The plot is deceptively simple: a man wishes to marry a woman. But the path to true love raises a few issues along the way like fake identities and disapproving families. These issues lead to more issues, which uncover further issues … which tangle issues even more.

From the start I loved the black and white set, a great backdrop allowing the hugely colourful characters to take centre stage. It was altered just the once to move the action from inside to out, meaning the entire play rested on the performance and the script.

The cast managed to balance the absurdity of the unfolding farce with clarity and what seemed like ease as the play rapidly progressed. The physical comedy required was dependent on expression and small movement, even occasional stillness, to heighten the constant quick witted dialogue full of wit and wisdom. The script was fast, furious, and sophisticated; littered with delightful bunburying and Wilde’s beloved familiar quotes, and delivered beautifully and comically by all on stage.

Both Daniel Hall and Riley Jones (as Algy/Ernest and John/Ernest) confidently trade raised eyebrows, cutting insults and quips like old adversaries. The ladies they fall in love with, Gwendolen and Cecily (played by Sophie Mercell and Emily-Rose Clarkson), sparkle in repartee with their beloved young men, and in both their burgeoning friendship and barely veiled animosity for each other. The dominating Lady Bracknell (played by Harriet Earle) was withering in tone and gaze, while the sneakily pivotal Miss Prism (Kate Sanderson) and bumbling Dr Chasuble (Scott Barclay) were amusingly simpering. Finally, The Butler, played brilliantly by Daniel Desiano-Plummer, as two separate servants at two separate locations, was understated and a constant source of amusement with muted actions in the background often creating distracting laugh out loud moments

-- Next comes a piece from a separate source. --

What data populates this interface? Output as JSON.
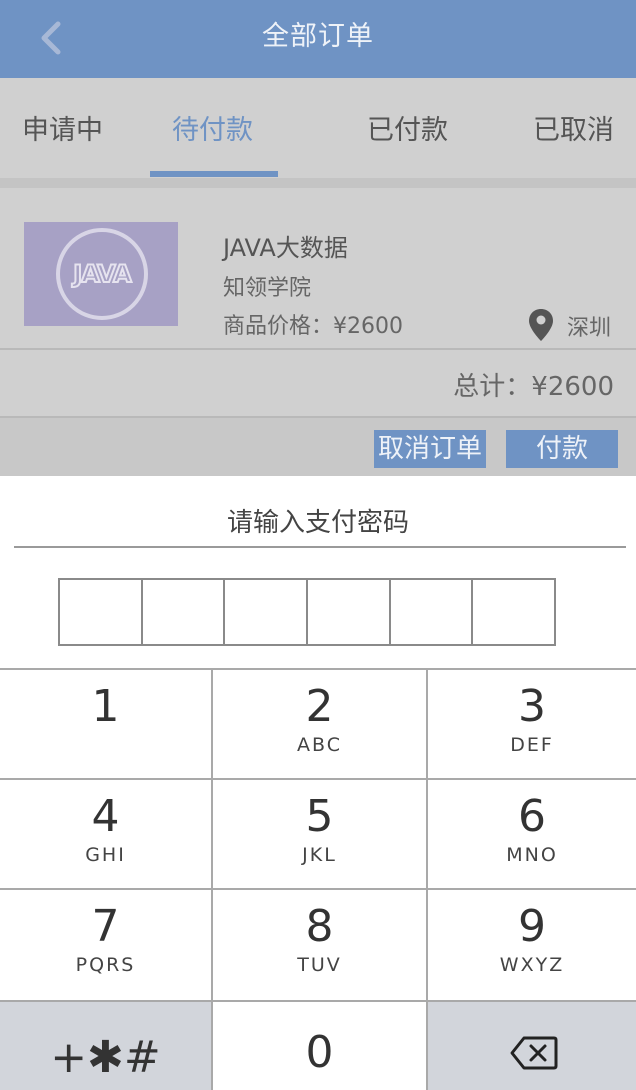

Collectively the cast moved fluidly in action and prose, glossing over a couple of tiny script stumbles and a minor injury very professionally. The audience was constantly laughing, from giggles to guffaws. It seemed to me that the actors grew in confidence as the show unfolded and they settled into the pace. The production was good to start with and strengthened gloriously as the story unfolded. I left with the sound of laughter ringing in my ears and a smile on my face.



Reviewed by Joanna Hinson

Photography by www.everlockproductions.com




is at the Jack Studio Theatre until 2nd December



Click here to see a list of the latest reviews on thespyinthestalls.com